• [RECORD EXTRACTS]
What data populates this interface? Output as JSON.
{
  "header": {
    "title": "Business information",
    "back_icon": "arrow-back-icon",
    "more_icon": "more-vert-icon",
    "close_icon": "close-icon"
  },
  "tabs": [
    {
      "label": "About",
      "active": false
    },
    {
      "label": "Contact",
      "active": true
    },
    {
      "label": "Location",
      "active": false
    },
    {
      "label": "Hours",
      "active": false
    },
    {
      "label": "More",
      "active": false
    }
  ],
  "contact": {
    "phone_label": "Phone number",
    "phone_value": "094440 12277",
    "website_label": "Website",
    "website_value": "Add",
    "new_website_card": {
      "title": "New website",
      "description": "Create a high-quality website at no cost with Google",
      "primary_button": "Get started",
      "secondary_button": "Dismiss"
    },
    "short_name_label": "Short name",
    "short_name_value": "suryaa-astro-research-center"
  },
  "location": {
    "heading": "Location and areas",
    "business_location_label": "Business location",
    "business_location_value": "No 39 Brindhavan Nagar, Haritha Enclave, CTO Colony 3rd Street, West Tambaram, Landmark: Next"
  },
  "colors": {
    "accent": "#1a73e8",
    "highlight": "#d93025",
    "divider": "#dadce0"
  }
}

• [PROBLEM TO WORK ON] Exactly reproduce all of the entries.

• [EXERCISE RESULT]
What data populates this interface? Output as JSON.
{
  "header": {
    "title": "Business information",
    "back_icon": "arrow-back-icon",
    "more_icon": "more-vert-icon",
    "close_icon": "close-icon"
  },
  "tabs": [
    {
      "label": "About",
      "active": false
    },
    {
      "label": "Contact",
      "active": true
    },
    {
      "label": "Location",
      "active": false
    },
    {
      "label": "Hours",
      "active": false
    },
    {
      "label": "More",
      "active": false
    }
  ],
  "contact": {
    "phone_label": "Phone number",
    "phone_value": "094440 12277",
    "website_label": "Website",
    "website_value": "Add",
    "new_website_card": {
      "title": "New website",
      "description": "Create a high-quality website at no cost with Google",
      "primary_button": "Get started",
      "secondary_button": "Dismiss"
    },
    "short_name_label": "Short name",
    "short_name_value": "suryaa-astro-research-center"
  },
  "location": {
    "heading": "Location and areas",
    "business_location_label": "Business location",
    "business_location_value": "No 39 Brindhavan Nagar, Haritha Enclave, CTO Colony 3rd Street, West Tambaram, Landmark: Next"
  },
  "colors": {
    "accent": "#1a73e8",
    "highlight": "#d93025",
    "divider": "#dadce0"
  }
}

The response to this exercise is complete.